Pull My Daisy. David Amram, Gregory Corso, Robert Frank, Allen Ginsberg, Leslie Kerouac, Alfred.
Pull My Daisy
Pull My Daisy

Pull My Daisy

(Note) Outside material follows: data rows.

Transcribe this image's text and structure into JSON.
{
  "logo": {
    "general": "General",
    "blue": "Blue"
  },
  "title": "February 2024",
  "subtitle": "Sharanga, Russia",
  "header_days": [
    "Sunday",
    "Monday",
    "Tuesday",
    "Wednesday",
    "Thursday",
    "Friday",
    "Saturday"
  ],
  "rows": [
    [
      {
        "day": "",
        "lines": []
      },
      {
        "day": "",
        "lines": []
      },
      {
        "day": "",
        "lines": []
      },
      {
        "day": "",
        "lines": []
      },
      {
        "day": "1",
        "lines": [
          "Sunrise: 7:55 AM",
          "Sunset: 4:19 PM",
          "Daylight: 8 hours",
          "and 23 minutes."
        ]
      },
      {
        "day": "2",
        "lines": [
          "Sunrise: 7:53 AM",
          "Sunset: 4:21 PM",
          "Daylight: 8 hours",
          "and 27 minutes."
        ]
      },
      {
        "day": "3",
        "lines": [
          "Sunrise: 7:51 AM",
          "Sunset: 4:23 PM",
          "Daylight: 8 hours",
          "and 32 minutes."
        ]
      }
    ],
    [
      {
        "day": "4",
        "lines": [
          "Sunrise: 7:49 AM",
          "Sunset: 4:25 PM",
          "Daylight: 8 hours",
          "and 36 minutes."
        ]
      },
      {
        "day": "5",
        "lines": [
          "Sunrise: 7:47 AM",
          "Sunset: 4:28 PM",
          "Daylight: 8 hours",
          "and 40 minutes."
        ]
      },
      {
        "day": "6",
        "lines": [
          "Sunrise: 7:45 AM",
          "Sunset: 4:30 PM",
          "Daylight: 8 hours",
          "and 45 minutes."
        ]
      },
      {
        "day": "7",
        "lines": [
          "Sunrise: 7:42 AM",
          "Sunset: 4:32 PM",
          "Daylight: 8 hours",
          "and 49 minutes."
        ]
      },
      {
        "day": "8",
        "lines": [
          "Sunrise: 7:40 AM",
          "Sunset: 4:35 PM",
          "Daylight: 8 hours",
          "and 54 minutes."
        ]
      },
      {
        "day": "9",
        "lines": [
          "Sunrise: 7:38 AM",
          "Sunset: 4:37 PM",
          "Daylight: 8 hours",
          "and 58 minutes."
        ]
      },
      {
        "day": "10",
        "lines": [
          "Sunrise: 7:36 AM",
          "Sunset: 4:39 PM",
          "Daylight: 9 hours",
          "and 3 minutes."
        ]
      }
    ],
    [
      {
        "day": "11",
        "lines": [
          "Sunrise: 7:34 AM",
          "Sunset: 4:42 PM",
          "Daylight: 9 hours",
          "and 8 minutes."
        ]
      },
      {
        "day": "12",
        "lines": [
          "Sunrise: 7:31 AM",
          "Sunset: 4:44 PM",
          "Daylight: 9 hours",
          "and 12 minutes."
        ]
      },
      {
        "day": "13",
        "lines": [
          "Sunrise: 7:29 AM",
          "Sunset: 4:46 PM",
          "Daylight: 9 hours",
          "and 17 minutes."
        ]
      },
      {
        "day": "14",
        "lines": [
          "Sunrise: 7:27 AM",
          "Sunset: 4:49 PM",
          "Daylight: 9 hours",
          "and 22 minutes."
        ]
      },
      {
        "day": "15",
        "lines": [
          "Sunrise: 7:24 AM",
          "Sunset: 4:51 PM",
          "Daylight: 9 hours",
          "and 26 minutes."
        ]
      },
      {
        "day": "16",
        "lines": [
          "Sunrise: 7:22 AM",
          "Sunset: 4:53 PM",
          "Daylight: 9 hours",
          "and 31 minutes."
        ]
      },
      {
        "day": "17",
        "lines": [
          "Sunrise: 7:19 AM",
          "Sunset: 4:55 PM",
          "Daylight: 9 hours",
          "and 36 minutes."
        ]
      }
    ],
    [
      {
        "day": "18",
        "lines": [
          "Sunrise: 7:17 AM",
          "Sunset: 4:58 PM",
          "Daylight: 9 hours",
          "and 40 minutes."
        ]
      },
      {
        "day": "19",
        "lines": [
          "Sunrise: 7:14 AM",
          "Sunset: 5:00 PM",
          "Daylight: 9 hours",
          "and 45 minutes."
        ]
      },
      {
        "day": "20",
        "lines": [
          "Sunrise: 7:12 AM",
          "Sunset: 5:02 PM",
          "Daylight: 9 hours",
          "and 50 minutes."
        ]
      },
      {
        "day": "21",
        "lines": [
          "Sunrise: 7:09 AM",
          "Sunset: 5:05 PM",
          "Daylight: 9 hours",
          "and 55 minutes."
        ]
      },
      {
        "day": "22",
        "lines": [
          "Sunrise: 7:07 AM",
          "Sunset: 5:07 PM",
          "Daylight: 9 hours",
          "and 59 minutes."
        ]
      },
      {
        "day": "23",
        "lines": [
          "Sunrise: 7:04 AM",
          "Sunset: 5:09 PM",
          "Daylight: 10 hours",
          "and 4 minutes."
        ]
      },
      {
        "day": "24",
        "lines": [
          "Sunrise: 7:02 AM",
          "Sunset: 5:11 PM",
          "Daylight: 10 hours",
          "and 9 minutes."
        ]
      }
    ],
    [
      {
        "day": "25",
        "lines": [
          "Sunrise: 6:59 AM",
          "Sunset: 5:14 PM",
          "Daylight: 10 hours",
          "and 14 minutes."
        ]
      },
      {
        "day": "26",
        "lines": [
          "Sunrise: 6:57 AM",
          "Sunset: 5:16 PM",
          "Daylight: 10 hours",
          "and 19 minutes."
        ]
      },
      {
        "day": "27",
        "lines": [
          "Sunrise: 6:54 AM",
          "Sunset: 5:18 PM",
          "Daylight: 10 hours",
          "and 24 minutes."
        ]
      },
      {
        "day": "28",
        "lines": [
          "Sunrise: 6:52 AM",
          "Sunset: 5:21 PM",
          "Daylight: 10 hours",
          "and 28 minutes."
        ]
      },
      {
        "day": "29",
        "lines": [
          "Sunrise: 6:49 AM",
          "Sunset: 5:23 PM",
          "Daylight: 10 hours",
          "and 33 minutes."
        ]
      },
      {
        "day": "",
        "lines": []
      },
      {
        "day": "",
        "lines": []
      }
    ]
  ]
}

New York, NY: Grove Press Inc. / Evergreen Books Ltd., 1961. First Printing. Softcover in Sewn Binding. "Here is the complete Kerouac text, with photos selected by Robert Frank from the film Pull My Daisy- a short cinematographic exhibition of "Beat" life in a Bowery "pad" on New York's Lower East Side, with spontaneous performances by poets Allen Ginsberg, Gregory Corso, and Peter Orlovsky, painter Larry Rivers, composer David Amram, and other characters drawn from the highest echelons of Beat society. It is directed by Robert Frank and Alfred Leslie in a departure from a screen play by Jack Kerouac." (from Back Cover). Among the most well-known, exemplary artifacts of the Beat Generation is the short film, “Pull My Daisy,” released in 1959 & with a tie-in book published a few years later in 1961. With the iconic Swiss-born American photographer Robert Frank (1924-2019) behind the camera & co-directed by the artist Robert Leslie (whose NYC loft is where the filmed action takes place), “Pull My Daisy” depicts some of the most important, influential figures of mid-20th century literature, art & music in a casual (albeit with an element of surrealism) setting as if the camera is among the participants looking directly at their doings. As Jerry Tanner, the late critic-editor of the legendary Village Voice, puts it in his introduction: "I suspect...one reason I like the movie: it shows me people I know doing the things they do. It shows me David Amram, for instance, whom I know the best of any here, exactly as David always is, all optimism and courtesy and unfaked sweetness..." (pg. 14) There is no recorded dialogue, & throughout the film is a narration by Jack Kerouac, along with its famous title poem by Ginsberg & Kerouac, an excerpt of which is sung by Anita Ellis to music by Amram. Kerouac's narration was initially based on the third act of his then-unproduced play, “The Beat Generation,” but became a spontaneous, ad-libbed performance. All of the above is transcribed in this book version, followed by many captioned still images from the film. Published as an "Evergreen Original" by the great, courageous Barney Rosset's Grove Press in association with Evergreen Books Ltd. (which published the first British edition a few months later), this copy is a first printing as stated on copyright page. Trade-format softcover original in sewn binding (see Kerouac bibliography by Charters, A16, pgs. 39-40; Ginsberg bibliographies by Dowden, Section B, pg. 34; Morgan, B14 a1, pgs. 104-105). A most rare & canonical collectible of the Beat Generation—and a must-own for Ginsberg & Kerouac collectors, especially. Book in near fine condition with only minor shelf-wear to fine-edges & corners of front, back covers & spine; minute rubbing & tiny, scattered nick-indentations to same; a few minor bumps varying in degree present at corners, though all mild; a true-to-form, faint Beat coffee stain-droplet near topmost fine-edge of front cover; a tad bit of bleed from the binder’s glue (from wrappers) present at spine-edge along interior front cover; binding still strong but potential fragility is intimated, as with virtually all copies of “Pull My Daisy”; interior handsomely clean and pages crisp. Near Fine. [Item #4822]

Price: $150.00 save 20% $120.00